Wednesday, 10 June 2015

The Art of The Bidding War

With 66.15% of all freehold houses selling at our above asking in May 2015, it's clear that bidding wars have become a way of life for many folks in Toronto's downtown core, at least for the time being. Bidding wars often make life better for sellers, but a little tougher for buyers. But buyers, do not despair! It is possible to buy a house that is not purchased in a bidding war. Yes, it does happen. Not all of the time, but often enough. If, however, you are one of those buyers who is consistently drawn to those homes that receive more than one offer, then here's what you need to do:

This is an obvious one, but it needs to be emphasized. Don't make an offer without knowing exactly where your limits lie with your lending institution. Make sure you talk to a mortgage broker or bank and know what you can afford. Have a pre-approval ready before you jump in. Don't  get caught up in the rush of winning and buy something without knowing your mortgage parameters and price limits.

If you need to have a condition on working out your financing or on doing a home or termite inspection with your offer to purchase, then put that into the offer. However, if there is a number of offers, the chances of landing your dream home would be slim or even slimmer than slim.

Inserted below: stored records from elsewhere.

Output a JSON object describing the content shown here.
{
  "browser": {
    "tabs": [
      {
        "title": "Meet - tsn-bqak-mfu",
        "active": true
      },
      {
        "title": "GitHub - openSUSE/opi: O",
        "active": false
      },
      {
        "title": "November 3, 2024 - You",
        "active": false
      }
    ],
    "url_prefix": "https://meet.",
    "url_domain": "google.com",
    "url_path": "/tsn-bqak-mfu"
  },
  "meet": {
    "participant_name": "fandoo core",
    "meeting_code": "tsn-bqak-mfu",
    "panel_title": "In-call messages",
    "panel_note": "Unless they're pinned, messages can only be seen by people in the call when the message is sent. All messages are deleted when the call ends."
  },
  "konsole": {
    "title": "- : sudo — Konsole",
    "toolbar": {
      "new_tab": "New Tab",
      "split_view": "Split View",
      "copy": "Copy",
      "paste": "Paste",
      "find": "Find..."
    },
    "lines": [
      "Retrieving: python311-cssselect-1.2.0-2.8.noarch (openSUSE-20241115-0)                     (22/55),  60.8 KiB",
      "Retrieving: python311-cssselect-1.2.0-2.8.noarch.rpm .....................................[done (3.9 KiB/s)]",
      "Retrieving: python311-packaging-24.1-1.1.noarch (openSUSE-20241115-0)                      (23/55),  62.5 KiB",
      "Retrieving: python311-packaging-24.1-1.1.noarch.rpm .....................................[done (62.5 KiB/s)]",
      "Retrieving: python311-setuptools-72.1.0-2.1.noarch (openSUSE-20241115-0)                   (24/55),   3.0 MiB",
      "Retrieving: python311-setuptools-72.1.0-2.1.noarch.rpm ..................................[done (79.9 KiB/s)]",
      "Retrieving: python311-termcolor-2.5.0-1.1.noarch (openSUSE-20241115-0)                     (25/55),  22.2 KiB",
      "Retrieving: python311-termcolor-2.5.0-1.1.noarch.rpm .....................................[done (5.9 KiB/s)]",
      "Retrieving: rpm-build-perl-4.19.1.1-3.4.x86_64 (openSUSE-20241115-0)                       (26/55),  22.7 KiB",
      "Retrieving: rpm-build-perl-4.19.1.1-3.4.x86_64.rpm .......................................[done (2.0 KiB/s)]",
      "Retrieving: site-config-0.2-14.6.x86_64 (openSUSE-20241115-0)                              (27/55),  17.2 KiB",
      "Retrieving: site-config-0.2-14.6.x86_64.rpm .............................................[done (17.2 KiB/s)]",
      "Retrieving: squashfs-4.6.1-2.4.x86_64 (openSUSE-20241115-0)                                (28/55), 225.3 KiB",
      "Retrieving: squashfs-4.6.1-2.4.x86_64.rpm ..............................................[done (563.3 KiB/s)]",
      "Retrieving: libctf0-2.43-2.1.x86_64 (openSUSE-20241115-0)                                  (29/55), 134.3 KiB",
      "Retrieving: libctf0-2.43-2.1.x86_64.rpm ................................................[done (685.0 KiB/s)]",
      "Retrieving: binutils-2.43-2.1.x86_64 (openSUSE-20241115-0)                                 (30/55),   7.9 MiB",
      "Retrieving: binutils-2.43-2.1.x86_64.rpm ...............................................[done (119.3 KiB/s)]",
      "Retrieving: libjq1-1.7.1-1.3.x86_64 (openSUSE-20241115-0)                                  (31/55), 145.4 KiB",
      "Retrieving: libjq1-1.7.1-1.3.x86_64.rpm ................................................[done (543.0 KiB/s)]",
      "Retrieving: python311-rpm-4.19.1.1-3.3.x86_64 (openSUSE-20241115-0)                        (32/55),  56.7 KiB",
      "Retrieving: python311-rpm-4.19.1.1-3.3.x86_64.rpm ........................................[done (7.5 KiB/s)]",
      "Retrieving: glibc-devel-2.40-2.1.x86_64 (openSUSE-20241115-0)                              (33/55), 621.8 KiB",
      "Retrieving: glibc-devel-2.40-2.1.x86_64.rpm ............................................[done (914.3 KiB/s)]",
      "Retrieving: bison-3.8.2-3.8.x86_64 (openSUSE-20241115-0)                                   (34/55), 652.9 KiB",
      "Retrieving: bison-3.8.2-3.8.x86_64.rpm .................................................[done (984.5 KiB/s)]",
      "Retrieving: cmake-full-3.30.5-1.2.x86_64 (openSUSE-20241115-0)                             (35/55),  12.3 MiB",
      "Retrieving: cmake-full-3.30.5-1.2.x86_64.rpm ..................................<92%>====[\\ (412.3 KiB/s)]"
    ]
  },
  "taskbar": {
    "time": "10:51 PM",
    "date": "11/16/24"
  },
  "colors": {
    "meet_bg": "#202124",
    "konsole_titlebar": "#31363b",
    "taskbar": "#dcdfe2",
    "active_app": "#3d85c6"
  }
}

If the seller has a choice of many offers, he or she will likely gravitate to the one that will be "clean". In other words,  the seller will choose the offer that cannot fall through on a home inspection or any other condition like financing, insurance, or you selling your current home. Sellers will rarely choose an offer that could potentially fall apart on a condition when they have several offers. If the deal falls through because a buyer is not happy with one of his or her conditions, the seller has to go back to the market after waiting several days for the conditions to be waived or fulfilled. If the offer is "clean", the deal is firm and done that night. Ideally, if you know you're going to be in competition, it is a good idea to have your financing ironed out before you offer, and do your home and/or termite inspections in advance so you have a good sense of what you are buying.

You won't know the price that the other buyers have bid on the same property as you. Real estate salespeople cannot disclose the contents of the other offers. So, if you are among eight people bidding on the same property, and you end up having the best offer according the the seller, you're first feeling will be overwhelming happiness followed by your next feeling, the anxiety that you may have offered too much. Don't worry. It's all natural. Those who didn't win, often wonder if they could have offered a little more. At the end of the day, you should be comfortable with the price you offer whether you win or lose.

The toughest multiple offer situations are not when there are ten offers on the same house, but when there is only one other offer. Yes, your chances of winning are better with only one other offer on the table, but with several offers, there usually is a pattern. When there are ten offers, you know there will often be a few lowballs, a few decent offers and a few that are exceptional. So, the price will likely land at the high end of the spectrum of market value (or more). If there is one other offer, it could be anything. A lowball offer, a way-over-asking offer. It's hard to tell. A stronger pattern often kicks with the more offers that are put forward.

Most often, the top price takes the property for sale in the end, but not always. Sometimes it comes down to the sellers, and if they simply like the buyers. Perhaps they identify with them on some level or feel their house needs to be given to the right person, in their minds. Maybe the buyers are going to start a family like the sellers did. Maybe the buyers are their cousin Al's good friend. Maybe the buyer wrote a corny letter to say how they will love the new property as much as they can, more than any other buyer. Don't laugh. This has happened and sadly worked! Of course, it's not always emotional. Perhaps, the top buyer selects a more convenient closing date, the offer is clean, or they put more money down on a deposit that makes the seller feel more secure about the transaction. Price is not always the deciding factor, but it often is.

A shorftall does happen in this day and age thanks to your friends at the bank. Instead of trying to explain it, let me give you an example of how a shortfall works. Let's say you buy a property for $600,000. The bank agrees to give you a mortgage, but decides to send out an appraiser to assess what he or she thinks your property is worth, regardless of what you paid for it. The appraiser crunches some numbers and does their calculation, and determines the property is worth $550,000. This means the bank will only cover for a mortgage based on  the $550,000 price tag the appraiser determined. You would need to cover the $50,000 difference, or the shortfall ($600,000 - $550,000) on your own. Now, appraisers have been known for not always coming in at a reasonable price in my experience. I have seen two different appraiser appraise the same property a week apart with $100,000 difference in worth. They like to think of their appraisals as a kind of science, but there is more subjectivity than you think. Sometimes, if the bank is doing an appraisal, and you think the appraiser is off, you could order  another one. No promise it will be higher, but it may be worth a shot. If you have less than 20% as a down payment, CHMC or Genworth does the appraisal.

With that said, hopefully this advice will make you feel better prepared for multiple offers on the same property. Remember, you don't need to buy a house in a bidding war. It is possible to do it without competing with others. However, if you are ready to put on your helmets and pull out your swords to smite the competition, just make sure you are ready for battle and you understand the rules of the battlefield.

No comments:

Post a Comment